18 September 2008

Revisionist History

As I was out and about in and around downtown Seoul, I came across another banner, courtesy of the Korean Railroad Workers' Union. It read: "Mad cow-tainted American beef threatens Korean families and farmers, and as such, the railroad workers refuse to transport it." Of course, this is a continuation of the American beef hysteria - and more importantly, the people's disapproval of Lee Myung-bak and his coddling of the US Republicans.

But that is not my biggest concern today - a bigger news item popped up on today's Joongang Ilbo (published as The Korea Daily in major US cities). As if naming 23 books as "subversive" (including designating patriotic American books as "anti-American") was not enough, South Korea's Ministry of National Defence now wants the nation's textbooks re-written, to stamp out what it calls the "leftist bias" in the public education system. (It also ties into Lee Myung-bak's plans to reveal the number of unionized teachers at each public school.) Some details of the proposed changes are as follows:
  • President Park Chung-hee, who collaborated with the Japanese colonial rulers under the name Masao Takaki, and who was the nation's unitary executive from 1961 to 1979, is currently described in textbooks as "a man above the Constitution," but the Ministry of National Defence wants him described as "the visionary who masterminded the nation's industrialization."
  • The inaugural President Syngman Rhee, an autocratic Korean-American who led South Korea during the war, is currently described as "a dictator who used the division and the war as excuses to consolidate his grip on power." It is generally well agreed among Koreans of all political stripes that Rhee didn't get much done during his 12 years in power. The proposed changes will describe him as "the founder of Korean democracy and a patriotic anticommunist fighter." No mentions whatsoever will be made of his war crimes.
  • President Chun Doo-hwan, a Reagan puppet who seized power in a 1979 coup and killed hundreds of pro-democracy protesters in 1980, and ruled until 1988, will be described in much more positive terms, including his winning the rights to host the 1988 Summer Olympics, overseeing an economic boom, and being the first South Korean President to peacefully step down at the end of his term. His negative aspects, including the coup, ties to Reagan, support of the Unification Church, and eventual death sentence for his coup (later commuted by a leftist regime), will be left out altogether.
  • Currently, North Korea is described as "an autocratic personality cult of Kim Il-sung, succeeded by his son Kim Jong-il." The proposed changes will change that to simply "an extraordinarily evil regime, even by communist standards."
South Korea is currently up in arms over Japan's own right-wing revisionist history books, which describe the Korean-administered island of Dokdo, or Liancourt Rocks, as the Japanese territory of Takeshima, as well as Japan's World War II-era war crimes as "liberation of the Asian peoples from Western powers," and even the Comfort Women as "voluntary sex workers." But given that South Korea wants to teach revisionist history of its own, the cries against Japanese revisionist history are starting to sound a lot more hollow - especially given that the very conservative forces that want the revisionist history taught in South Korea tend to be soft on Japan (to a point where they want to thank the Japanese colonizers for industrializing and modernizing Korea - never mind that Japan was really exploiting Korea instead).

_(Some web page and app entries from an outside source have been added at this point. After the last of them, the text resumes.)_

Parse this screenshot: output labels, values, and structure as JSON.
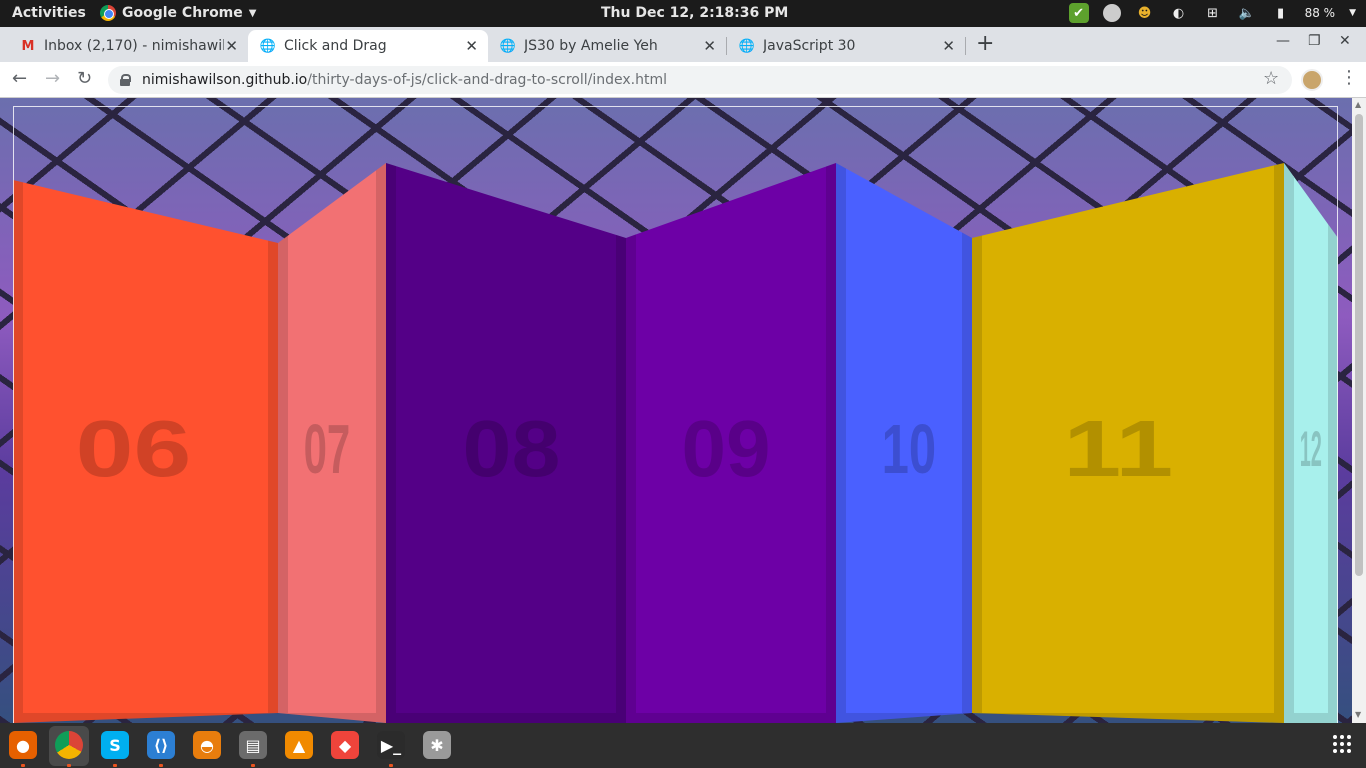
{
  "system_bar": {
    "activities": "Activities",
    "app_name": "Google Chrome",
    "clock": "Thu Dec 12,  2:18:36 PM",
    "battery": "88 %"
  },
  "tabs": [
    {
      "title": "Inbox (2,170) - nimishawil",
      "icon": "gmail-icon",
      "active": false
    },
    {
      "title": "Click and Drag",
      "icon": "globe-icon",
      "active": true
    },
    {
      "title": "JS30 by Amelie Yeh",
      "icon": "globe-icon",
      "active": false
    },
    {
      "title": "JavaScript 30",
      "icon": "globe-icon",
      "active": false
    }
  ],
  "address": {
    "host": "nimishawilson.github.io",
    "path": "/thirty-days-of-js/click-and-drag-to-scroll/index.html"
  },
  "items": [
    {
      "label": "06",
      "color": "#ff512f"
    },
    {
      "label": "07",
      "color": "#f27173"
    },
    {
      "label": "08",
      "color": "#540087"
    },
    {
      "label": "09",
      "color": "#6d00a6"
    },
    {
      "label": "10",
      "color": "#4a60ff"
    },
    {
      "label": "11",
      "color": "#d9b000"
    },
    {
      "label": "12",
      "color": "#a8f0ec"
    }
  ],
  "dock": [
    "firefox-icon",
    "chrome-icon",
    "skype-icon",
    "vscode-icon",
    "blender-icon",
    "files-icon",
    "vlc-icon",
    "anydesk-icon",
    "terminal-icon",
    "settings-icon"
  ]
}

I do believe that democratic traditions, which developed despite the decades of dictatorships, will triumph over the military in the end, here in South Korea. The children of South Korea need to learn facts, not propaganda. I strongly denounce the Lee Myung-bak government for putting its own selfish goals (including meddling in US politics) above the well-being of the South Korean people.

And in the wake of this news item, I have decided to strike the War Memorial, with its McCarthyist propaganda galore, off of my list of place to visit during my stay. I had wanted to go there to study military history, to pay homage to my 11th Century ancestor General Seo Hui (whose bust is at the memorial), and to look at some pro-peace artwork, but I cannot, in good conscience, support the South Korean military and its mentality anymore.